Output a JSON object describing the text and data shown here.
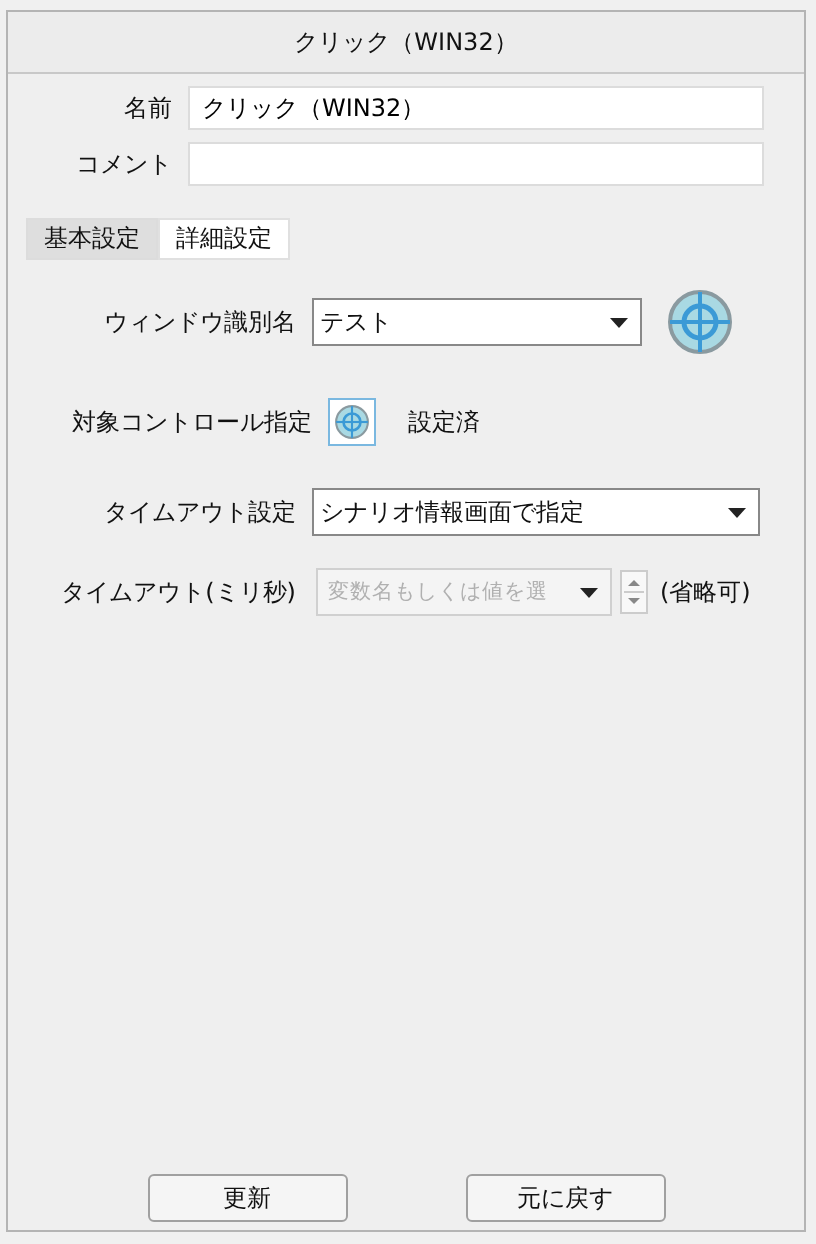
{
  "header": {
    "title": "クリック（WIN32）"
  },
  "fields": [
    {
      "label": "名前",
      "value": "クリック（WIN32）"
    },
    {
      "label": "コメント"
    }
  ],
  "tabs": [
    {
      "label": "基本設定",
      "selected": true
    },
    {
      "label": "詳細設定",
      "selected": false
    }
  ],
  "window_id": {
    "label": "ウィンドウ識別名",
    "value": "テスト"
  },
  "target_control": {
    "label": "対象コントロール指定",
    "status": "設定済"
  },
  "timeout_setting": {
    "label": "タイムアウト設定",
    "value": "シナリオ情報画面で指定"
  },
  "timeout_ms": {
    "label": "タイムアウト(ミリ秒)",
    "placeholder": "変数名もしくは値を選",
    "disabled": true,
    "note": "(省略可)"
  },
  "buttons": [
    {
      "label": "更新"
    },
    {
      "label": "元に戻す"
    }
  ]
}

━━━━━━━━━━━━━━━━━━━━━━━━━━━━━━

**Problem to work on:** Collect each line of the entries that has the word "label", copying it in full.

**Response for this exercise:**
      "label": "名前",
      "label": "コメント"
      "label": "基本設定",
      "label": "詳細設定",
    "label": "ウィンドウ識別名",
    "label": "対象コントロール指定",
    "label": "タイムアウト設定",
    "label": "タイムアウト(ミリ秒)",
      "label": "更新"
      "label": "元に戻す"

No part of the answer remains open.